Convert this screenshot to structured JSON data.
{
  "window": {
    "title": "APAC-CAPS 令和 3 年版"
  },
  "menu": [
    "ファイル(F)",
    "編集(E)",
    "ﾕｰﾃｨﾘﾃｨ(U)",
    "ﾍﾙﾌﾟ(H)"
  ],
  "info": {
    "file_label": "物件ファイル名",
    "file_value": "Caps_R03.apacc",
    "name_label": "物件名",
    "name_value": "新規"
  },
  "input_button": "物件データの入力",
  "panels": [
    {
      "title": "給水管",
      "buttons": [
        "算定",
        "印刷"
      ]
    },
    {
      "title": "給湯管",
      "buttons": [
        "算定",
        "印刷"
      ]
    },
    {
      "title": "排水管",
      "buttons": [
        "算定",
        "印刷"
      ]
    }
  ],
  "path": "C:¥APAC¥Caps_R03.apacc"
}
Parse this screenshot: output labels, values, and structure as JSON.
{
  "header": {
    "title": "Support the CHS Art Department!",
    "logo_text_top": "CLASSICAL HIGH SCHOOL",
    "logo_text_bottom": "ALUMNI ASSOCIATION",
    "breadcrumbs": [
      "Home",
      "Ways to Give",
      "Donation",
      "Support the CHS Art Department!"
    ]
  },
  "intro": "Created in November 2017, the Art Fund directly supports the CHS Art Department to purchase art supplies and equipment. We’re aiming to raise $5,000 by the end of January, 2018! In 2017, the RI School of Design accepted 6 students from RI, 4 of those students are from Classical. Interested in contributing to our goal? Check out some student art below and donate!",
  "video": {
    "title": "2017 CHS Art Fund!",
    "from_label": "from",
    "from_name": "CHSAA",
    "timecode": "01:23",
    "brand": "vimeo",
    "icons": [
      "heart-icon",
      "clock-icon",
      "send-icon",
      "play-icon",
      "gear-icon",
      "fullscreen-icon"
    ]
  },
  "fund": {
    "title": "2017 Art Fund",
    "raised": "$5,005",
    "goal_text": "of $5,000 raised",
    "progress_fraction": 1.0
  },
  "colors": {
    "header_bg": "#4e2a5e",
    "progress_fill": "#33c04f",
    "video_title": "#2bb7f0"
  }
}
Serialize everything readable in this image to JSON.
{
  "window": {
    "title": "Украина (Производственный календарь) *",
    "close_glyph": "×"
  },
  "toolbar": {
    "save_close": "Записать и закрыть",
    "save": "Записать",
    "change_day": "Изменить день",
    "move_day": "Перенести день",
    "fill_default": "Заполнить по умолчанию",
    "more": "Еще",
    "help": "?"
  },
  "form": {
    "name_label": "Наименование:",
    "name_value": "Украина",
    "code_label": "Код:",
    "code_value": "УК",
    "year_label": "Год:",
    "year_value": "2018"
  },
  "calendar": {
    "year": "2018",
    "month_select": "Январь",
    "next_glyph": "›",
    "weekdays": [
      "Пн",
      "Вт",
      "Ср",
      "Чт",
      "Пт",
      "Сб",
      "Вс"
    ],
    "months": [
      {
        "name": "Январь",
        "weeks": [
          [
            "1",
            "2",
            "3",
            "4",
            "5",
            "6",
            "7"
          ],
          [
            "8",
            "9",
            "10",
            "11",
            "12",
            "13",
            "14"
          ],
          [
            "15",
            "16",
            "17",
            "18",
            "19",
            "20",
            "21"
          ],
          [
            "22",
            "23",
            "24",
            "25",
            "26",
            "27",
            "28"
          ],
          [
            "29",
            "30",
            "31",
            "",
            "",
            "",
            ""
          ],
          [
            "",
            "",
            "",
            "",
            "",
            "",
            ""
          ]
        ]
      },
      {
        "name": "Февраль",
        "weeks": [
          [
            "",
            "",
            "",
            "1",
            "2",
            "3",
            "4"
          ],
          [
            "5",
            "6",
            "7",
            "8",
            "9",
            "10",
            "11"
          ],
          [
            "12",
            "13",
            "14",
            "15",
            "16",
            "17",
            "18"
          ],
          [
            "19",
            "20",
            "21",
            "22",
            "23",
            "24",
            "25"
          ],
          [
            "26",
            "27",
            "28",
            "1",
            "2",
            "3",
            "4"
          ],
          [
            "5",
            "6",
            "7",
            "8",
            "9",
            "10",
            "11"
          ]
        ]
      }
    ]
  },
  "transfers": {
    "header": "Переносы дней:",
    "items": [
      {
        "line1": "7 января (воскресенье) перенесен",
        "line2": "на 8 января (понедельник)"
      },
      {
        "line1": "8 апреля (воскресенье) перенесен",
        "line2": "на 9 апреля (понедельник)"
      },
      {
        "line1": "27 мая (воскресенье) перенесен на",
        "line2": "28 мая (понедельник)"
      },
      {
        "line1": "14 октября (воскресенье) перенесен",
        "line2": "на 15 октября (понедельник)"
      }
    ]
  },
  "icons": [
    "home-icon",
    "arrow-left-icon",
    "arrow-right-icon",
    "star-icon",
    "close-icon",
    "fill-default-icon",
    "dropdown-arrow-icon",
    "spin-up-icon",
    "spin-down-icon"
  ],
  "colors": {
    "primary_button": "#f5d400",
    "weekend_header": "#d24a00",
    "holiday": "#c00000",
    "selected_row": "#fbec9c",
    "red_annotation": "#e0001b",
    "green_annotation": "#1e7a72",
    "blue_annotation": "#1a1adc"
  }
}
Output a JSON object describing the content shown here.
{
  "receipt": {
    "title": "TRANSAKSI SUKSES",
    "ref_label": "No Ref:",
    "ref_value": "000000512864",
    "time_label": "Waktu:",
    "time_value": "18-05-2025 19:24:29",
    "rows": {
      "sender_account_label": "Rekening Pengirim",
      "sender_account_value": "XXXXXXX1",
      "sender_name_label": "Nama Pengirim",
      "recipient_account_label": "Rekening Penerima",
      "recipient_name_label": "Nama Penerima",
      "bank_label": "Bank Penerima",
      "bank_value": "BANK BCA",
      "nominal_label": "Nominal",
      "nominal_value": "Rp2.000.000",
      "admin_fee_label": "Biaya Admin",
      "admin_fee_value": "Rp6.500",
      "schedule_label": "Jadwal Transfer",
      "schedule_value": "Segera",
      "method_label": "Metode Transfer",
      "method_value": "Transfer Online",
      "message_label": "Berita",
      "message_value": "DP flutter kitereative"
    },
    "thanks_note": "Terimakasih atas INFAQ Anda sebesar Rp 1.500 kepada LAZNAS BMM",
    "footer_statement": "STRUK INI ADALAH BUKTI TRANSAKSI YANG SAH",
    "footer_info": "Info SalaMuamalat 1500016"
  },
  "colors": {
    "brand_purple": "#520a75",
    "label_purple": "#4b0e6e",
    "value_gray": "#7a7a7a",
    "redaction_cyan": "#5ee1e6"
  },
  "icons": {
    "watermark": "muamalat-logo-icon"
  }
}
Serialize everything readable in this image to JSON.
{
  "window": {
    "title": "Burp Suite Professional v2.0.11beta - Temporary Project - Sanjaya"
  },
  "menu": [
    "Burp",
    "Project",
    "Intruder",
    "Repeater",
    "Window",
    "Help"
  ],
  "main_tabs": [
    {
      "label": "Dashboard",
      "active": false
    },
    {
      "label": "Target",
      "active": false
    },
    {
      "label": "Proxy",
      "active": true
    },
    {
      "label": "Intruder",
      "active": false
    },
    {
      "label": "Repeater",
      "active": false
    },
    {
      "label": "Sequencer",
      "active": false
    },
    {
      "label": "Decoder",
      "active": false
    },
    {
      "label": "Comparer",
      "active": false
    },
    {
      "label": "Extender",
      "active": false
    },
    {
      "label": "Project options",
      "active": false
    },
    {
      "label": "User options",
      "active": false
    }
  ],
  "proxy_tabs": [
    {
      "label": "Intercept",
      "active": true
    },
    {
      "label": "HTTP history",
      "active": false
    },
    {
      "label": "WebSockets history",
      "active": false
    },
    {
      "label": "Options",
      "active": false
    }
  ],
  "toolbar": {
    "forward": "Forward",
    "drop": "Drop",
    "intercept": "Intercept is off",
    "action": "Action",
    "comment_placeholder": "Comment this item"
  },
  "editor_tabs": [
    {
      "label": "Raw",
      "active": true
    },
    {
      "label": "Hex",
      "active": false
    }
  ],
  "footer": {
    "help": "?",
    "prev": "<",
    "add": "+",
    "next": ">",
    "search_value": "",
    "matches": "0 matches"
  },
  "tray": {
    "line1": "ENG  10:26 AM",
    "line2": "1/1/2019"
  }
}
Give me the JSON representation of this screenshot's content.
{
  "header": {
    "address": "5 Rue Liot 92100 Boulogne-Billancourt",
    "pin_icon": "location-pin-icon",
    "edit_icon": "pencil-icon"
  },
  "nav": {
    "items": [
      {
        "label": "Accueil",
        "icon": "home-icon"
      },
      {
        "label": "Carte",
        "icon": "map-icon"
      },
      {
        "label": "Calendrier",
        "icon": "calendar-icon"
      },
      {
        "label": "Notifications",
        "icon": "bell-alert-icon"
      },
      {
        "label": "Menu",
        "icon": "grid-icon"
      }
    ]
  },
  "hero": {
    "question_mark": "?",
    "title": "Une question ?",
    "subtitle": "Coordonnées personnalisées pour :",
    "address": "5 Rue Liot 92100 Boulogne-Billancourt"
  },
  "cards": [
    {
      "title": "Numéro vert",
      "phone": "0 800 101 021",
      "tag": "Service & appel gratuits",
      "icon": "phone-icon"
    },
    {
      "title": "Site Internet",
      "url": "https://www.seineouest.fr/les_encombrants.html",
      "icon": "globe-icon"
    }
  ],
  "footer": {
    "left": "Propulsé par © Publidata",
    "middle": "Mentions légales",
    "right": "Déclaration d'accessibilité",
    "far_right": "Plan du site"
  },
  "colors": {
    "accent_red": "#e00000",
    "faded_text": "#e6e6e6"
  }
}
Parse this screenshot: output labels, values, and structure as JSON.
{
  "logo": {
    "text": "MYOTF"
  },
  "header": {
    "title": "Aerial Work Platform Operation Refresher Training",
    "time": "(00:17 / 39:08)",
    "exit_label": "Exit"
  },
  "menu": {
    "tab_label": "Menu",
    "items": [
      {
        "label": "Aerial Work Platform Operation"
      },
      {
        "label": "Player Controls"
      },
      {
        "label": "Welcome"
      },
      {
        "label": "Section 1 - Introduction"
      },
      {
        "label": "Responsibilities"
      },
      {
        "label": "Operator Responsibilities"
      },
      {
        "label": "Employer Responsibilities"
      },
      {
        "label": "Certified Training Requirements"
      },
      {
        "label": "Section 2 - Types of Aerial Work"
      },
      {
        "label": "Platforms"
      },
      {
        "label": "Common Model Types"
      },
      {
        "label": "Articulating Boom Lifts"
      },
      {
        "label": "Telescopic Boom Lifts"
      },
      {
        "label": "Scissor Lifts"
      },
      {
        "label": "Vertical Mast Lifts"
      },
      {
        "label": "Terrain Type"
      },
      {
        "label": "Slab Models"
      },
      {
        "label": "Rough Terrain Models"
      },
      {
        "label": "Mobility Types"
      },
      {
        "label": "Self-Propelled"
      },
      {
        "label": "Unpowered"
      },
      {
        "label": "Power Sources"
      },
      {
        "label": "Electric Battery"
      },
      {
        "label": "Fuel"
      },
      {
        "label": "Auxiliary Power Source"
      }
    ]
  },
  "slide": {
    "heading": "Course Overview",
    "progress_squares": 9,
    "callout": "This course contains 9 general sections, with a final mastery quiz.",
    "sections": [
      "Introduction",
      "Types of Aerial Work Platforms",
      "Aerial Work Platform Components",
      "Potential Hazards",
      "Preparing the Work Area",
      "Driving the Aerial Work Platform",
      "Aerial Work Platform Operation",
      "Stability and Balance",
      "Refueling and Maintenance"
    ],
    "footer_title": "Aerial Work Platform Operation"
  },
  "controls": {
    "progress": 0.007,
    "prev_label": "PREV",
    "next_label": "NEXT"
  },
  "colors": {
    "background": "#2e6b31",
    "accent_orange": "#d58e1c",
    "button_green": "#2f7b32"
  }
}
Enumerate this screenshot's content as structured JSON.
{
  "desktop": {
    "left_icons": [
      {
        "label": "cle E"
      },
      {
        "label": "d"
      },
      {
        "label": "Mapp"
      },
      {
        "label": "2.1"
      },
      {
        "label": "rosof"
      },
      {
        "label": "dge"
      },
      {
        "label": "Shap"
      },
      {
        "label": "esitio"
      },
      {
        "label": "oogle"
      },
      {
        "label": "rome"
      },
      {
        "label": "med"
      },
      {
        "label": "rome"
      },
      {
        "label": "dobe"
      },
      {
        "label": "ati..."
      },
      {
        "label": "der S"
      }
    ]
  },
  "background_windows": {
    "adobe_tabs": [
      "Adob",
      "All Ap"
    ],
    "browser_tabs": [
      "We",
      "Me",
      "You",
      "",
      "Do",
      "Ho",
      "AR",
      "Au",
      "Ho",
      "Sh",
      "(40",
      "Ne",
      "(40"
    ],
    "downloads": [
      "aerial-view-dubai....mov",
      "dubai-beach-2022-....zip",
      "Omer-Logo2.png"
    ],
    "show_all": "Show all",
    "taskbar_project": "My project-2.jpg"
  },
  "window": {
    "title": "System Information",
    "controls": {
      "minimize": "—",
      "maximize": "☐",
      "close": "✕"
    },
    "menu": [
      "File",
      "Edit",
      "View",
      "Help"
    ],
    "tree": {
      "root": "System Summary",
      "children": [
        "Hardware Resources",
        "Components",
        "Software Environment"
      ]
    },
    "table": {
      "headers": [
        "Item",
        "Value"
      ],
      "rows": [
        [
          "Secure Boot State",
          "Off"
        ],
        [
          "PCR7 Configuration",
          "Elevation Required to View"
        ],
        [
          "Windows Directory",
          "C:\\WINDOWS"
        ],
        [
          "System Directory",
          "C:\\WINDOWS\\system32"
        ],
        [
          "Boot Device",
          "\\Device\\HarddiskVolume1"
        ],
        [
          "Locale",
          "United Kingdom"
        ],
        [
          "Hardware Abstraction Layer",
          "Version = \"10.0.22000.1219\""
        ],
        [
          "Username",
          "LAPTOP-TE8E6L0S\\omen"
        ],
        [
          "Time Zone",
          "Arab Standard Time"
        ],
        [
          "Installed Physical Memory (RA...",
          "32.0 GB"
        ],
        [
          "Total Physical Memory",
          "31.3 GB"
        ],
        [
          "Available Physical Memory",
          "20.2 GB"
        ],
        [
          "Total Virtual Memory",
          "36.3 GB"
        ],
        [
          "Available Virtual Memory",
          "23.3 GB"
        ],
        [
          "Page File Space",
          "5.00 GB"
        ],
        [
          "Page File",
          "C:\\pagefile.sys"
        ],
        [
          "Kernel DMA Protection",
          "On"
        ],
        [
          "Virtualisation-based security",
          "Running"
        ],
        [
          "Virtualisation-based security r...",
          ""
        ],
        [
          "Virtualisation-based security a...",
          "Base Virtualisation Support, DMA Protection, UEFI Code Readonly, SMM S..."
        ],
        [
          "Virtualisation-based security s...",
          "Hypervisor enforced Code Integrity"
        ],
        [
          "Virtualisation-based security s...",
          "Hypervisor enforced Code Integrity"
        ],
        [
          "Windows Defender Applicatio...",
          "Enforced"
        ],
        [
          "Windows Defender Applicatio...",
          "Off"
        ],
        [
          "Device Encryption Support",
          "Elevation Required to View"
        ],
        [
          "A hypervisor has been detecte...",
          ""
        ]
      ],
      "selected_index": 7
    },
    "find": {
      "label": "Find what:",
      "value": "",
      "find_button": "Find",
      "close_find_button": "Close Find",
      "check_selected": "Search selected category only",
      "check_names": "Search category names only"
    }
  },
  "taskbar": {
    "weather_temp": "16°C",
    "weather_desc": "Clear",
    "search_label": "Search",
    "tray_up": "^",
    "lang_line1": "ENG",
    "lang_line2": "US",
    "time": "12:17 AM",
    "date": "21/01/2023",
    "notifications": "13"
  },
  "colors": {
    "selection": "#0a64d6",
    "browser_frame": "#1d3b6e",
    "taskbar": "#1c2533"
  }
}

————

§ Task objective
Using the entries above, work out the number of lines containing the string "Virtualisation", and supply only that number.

§ Solution to the problem
6